Abstract: Playing combinatorial games with simultaneous moves naturally introduces a probabilistic element to game play. This small change to game play forces big changes when we consider the underlying theory of simultaneous play combinatorial games. In particular, understanding how to interpret equality of games has been very challenging. Throughout this talk, I will present a refinement on the expected value, called the Index, which captures the notion of equality for simultaneous play combinatorial games played under continued conjunctive sum with the extended normal play winning convention.
(Joint work with Richard J. Nowakowski and Paul Ottaway)
Ravi Kant Rai, Indian Institute of Technology Bombay, India
(Joint work with K.S. Mallikarjuna Rao)
Richard Nowakowski, Dalhousie University, Canada
Svenja Huntemann, Carleton University, Canada
(Joint work with Neil McKay)
Thane Plambeck, Counterwave inc, United States of America
Title: Shotgun wedding: ECGT + CGT
Tomoaki Abuku, University of Tsukuba, Japan
Title: On NIMlike games played on graphs
Abstract: We study «NIM on graphs», an impartial game played on a finite undirected weighted graph. In the starting position, a piece is placed at a vertex of the graph. Each player alternately moves the piece from the vertex to one of its adjacent vertices and decreases the weight of the edge to any strictry smaller nonnegative integer. The game terminates when one player has no moves and then this player loses. We give the winning strategy and the Grundy values for positions of the game.
Urban Larsson, Technion  Institute of Technology, Israel
Title: Efficiency of cumulative subtraction games as extensive form games
Abstract: This is an extension of a talk on Cumulative Subtraction Games (CS). Zermelo's backward induction provides a foundational theory for both combinatorial game theory and classical game theory zerosum extensive form games, in that the optimal play can be computed, although the generic complexity provides little hope for the algorithmically inclined, since the number of terminals grow exponentially with the depth of the game tree. Some time ago, we displayed a beautifully short and efficient way to compute such optimal play outcomes, for the class of 2player symmetric (impartial) CS games. Now, we answer the question, precisely how far does this approach generalize to generalsum extensive form games. The second part of the talk reveals that, in fact nplayer Cumulative subtraction games are in bijective correspondence to classical extensive form games. We finish off by proving that, in the case of 2 player symmetric CS games, the selfinterest optimal actions are identical to those of the analogous zerosum variation, if the reward function is increasing.
(Joint work with Reshef Meir)
Valentin Gledel, LIRIS, University of Lyon, France
Title: The MakerBreaker domination number

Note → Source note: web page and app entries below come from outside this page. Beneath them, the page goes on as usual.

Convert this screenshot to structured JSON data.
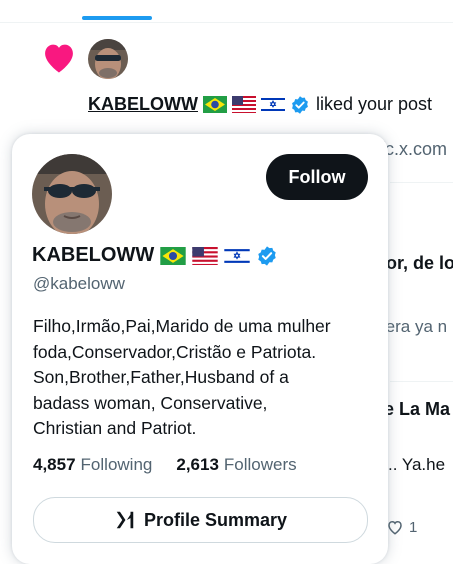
{
  "notification": {
    "username": "KABELOWW",
    "action_text": "liked your post",
    "flags": [
      "brazil-flag-icon",
      "usa-flag-icon",
      "israel-flag-icon"
    ],
    "heart_color": "#f91880"
  },
  "background": {
    "link_fragment": "fc.x.com",
    "post1_title_fragment": "mor, de lo",
    "post1_subtitle_fragment": "rera ya n",
    "post2_title_fragment": "e La Ma",
    "post2_text_fragment": ".. Ya.he",
    "like_count": "1"
  },
  "profile_card": {
    "display_name": "KABELOWW",
    "handle": "@kabeloww",
    "follow_label": "Follow",
    "bio_lines": [
      "Filho,Irmão,Pai,Marido de uma mulher",
      "foda,Conservador,Cristão e Patriota.",
      "Son,Brother,Father,Husband of a",
      "badass woman, Conservative,",
      "Christian and Patriot."
    ],
    "following_count": "4,857",
    "following_label": "Following",
    "followers_count": "2,613",
    "followers_label": "Followers",
    "summary_label": "Profile Summary",
    "verified_color": "#1d9bf0",
    "accent_color": "#1d9bf0"
  }
}
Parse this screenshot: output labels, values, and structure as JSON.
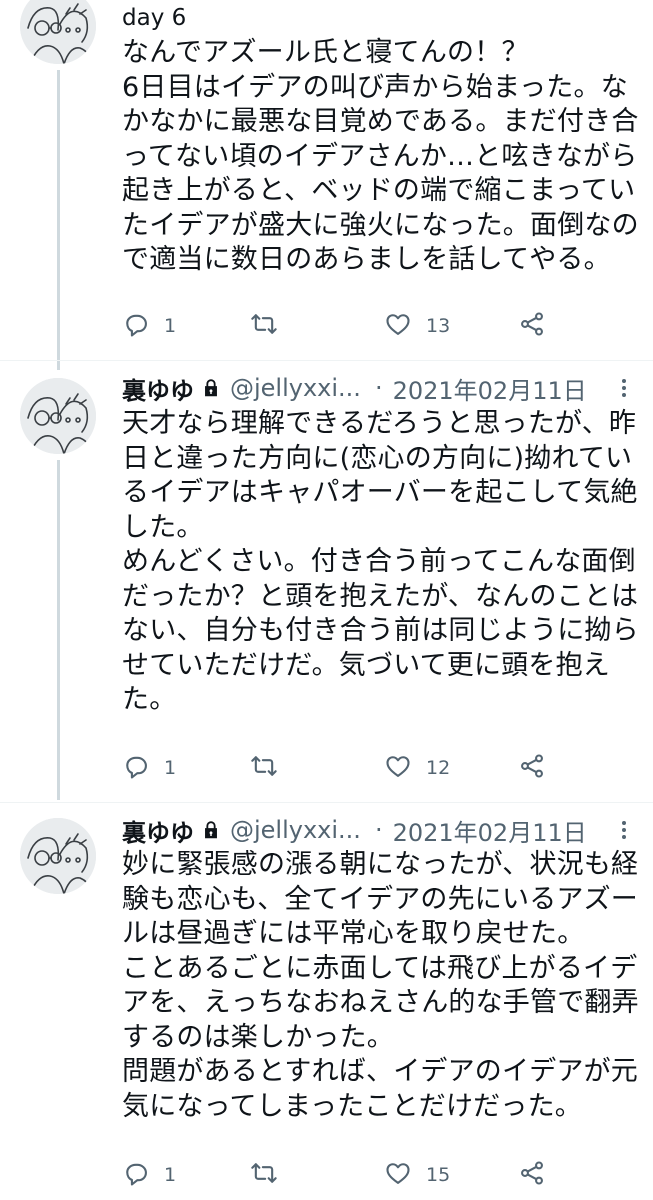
{
  "tweets": [
    {
      "header_text": "day 6",
      "body": "なんでアズール氏と寝てんの！？\n6日目はイデアの叫び声から始まった。なかなかに最悪な目覚めである。まだ付き合ってない頃のイデアさんか…と呟きながら起き上がると、ベッドの端で縮こまっていたイデアが盛大に強火になった。面倒なので適当に数日のあらましを話してやる。",
      "replies": "1",
      "retweets": "",
      "likes": "13"
    },
    {
      "name": "裏ゆゆ",
      "handle": "@jellyxxi...",
      "dot": "·",
      "date": "2021年02月11日",
      "body": "天才なら理解できるだろうと思ったが、昨日と違った方向に(恋心の方向に)拗れているイデアはキャパオーバーを起こして気絶した。\nめんどくさい。付き合う前ってこんな面倒だったか？と頭を抱えたが、なんのことはない、自分も付き合う前は同じように拗らせていただけだ。気づいて更に頭を抱えた。",
      "replies": "1",
      "retweets": "",
      "likes": "12"
    },
    {
      "name": "裏ゆゆ",
      "handle": "@jellyxxi...",
      "dot": "·",
      "date": "2021年02月11日",
      "body": "妙に緊張感の漲る朝になったが、状況も経験も恋心も、全てイデアの先にいるアズールは昼過ぎには平常心を取り戻せた。\nことあるごとに赤面しては飛び上がるイデアを、えっちなおねえさん的な手管で翻弄するのは楽しかった。\n問題があるとすれば、イデアのイデアが元気になってしまったことだけだった。",
      "replies": "1",
      "retweets": "",
      "likes": "15"
    }
  ],
  "icons": {
    "reply": "reply-icon",
    "retweet": "retweet-icon",
    "like": "heart-icon",
    "share": "share-icon",
    "lock": "lock-icon",
    "more": "more-icon"
  },
  "colors": {
    "text": "#0f1419",
    "secondary": "#536471",
    "thread_line": "#cfd9de",
    "avatar_bg": "#e9ecee"
  }
}
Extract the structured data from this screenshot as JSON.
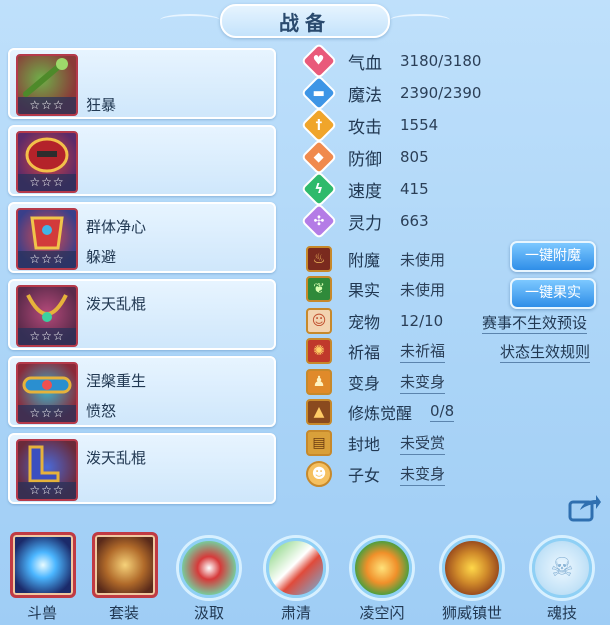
{
  "title": "战备",
  "equipment": [
    {
      "stars": "☆☆☆",
      "line1": "",
      "line2": "狂暴"
    },
    {
      "stars": "☆☆☆",
      "line1": "",
      "line2": ""
    },
    {
      "stars": "☆☆☆",
      "line1": "群体净心",
      "line2": "躲避"
    },
    {
      "stars": "☆☆☆",
      "line1": "泼天乱棍",
      "line2": ""
    },
    {
      "stars": "☆☆☆",
      "line1": "涅槃重生",
      "line2": "愤怒"
    },
    {
      "stars": "☆☆☆",
      "line1": "泼天乱棍",
      "line2": ""
    }
  ],
  "stats": [
    {
      "label": "气血",
      "value": "3180/3180",
      "icon": "heart-icon",
      "color": "#e95a7a"
    },
    {
      "label": "魔法",
      "value": "2390/2390",
      "icon": "mana-icon",
      "color": "#3d95e6"
    },
    {
      "label": "攻击",
      "value": "1554",
      "icon": "sword-icon",
      "color": "#f0a52b"
    },
    {
      "label": "防御",
      "value": "805",
      "icon": "shield-icon",
      "color": "#f08a4d"
    },
    {
      "label": "速度",
      "value": "415",
      "icon": "speed-icon",
      "color": "#2fba6b"
    },
    {
      "label": "灵力",
      "value": "663",
      "icon": "spirit-icon",
      "color": "#b47ce6"
    }
  ],
  "status": [
    {
      "label": "附魔",
      "value": "未使用",
      "icon": "enchant-icon",
      "underlined": false
    },
    {
      "label": "果实",
      "value": "未使用",
      "icon": "fruit-icon",
      "underlined": false
    },
    {
      "label": "宠物",
      "value": "12/10",
      "icon": "pet-icon",
      "underlined": false
    },
    {
      "label": "祈福",
      "value": "未祈福",
      "icon": "bless-icon",
      "underlined": true
    },
    {
      "label": "变身",
      "value": "未变身",
      "icon": "transform-icon",
      "underlined": true
    },
    {
      "label": "修炼觉醒",
      "value": "0/8",
      "icon": "cultivation-icon",
      "underlined": true
    },
    {
      "label": "封地",
      "value": "未受赏",
      "icon": "fief-icon",
      "underlined": true
    },
    {
      "label": "子女",
      "value": "未变身",
      "icon": "child-icon",
      "underlined": true
    }
  ],
  "buttons": {
    "enchant": "一键附魔",
    "fruit": "一键果实"
  },
  "links": {
    "preset": "赛事不生效预设",
    "rules": "状态生效规则"
  },
  "bottom": [
    {
      "label": "斗兽",
      "icon": "beast-orb-icon"
    },
    {
      "label": "套装",
      "icon": "suit-icon"
    },
    {
      "label": "汲取",
      "icon": "absorb-icon"
    },
    {
      "label": "肃清",
      "icon": "purge-icon"
    },
    {
      "label": "凌空闪",
      "icon": "flash-icon"
    },
    {
      "label": "狮威镇世",
      "icon": "lion-icon"
    },
    {
      "label": "魂技",
      "icon": "soul-skill-icon"
    }
  ]
}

Abstract: The MakerBreaker domination game is played on a graph G by Dominator and Staller. The players alternatively select a vertex of G that was not yet chosen in the course of the game. Dominator wins if at some point the vertices he has chosen form a dominating set. Staller wins if Dominator cannot form a dominating set. In this paper we introduce the MakerBreaker domination number of G as the minimum number of moves of Dominator to win the game provided that he has a winning strategy. This parameter is compared with the domination number and residual graphs are introduced to determine the MakerBreaker domination number of an arbitrary tree. The invariant is also obtained for cycles and bounded for union of graphs.
Title: pSaturations of Welter's game and the irreducible representations of symmetric groups
Abstract: We establish a relation between the SpragueGrundy function of psaturations of Welter's game and the degrees of the ordinary irreducible representations of symmetric groups. We present a theorem on these degrees, and using this theorem, we obtain an explicit formula for the SpragueGrundy function of psaturations of Welter's game.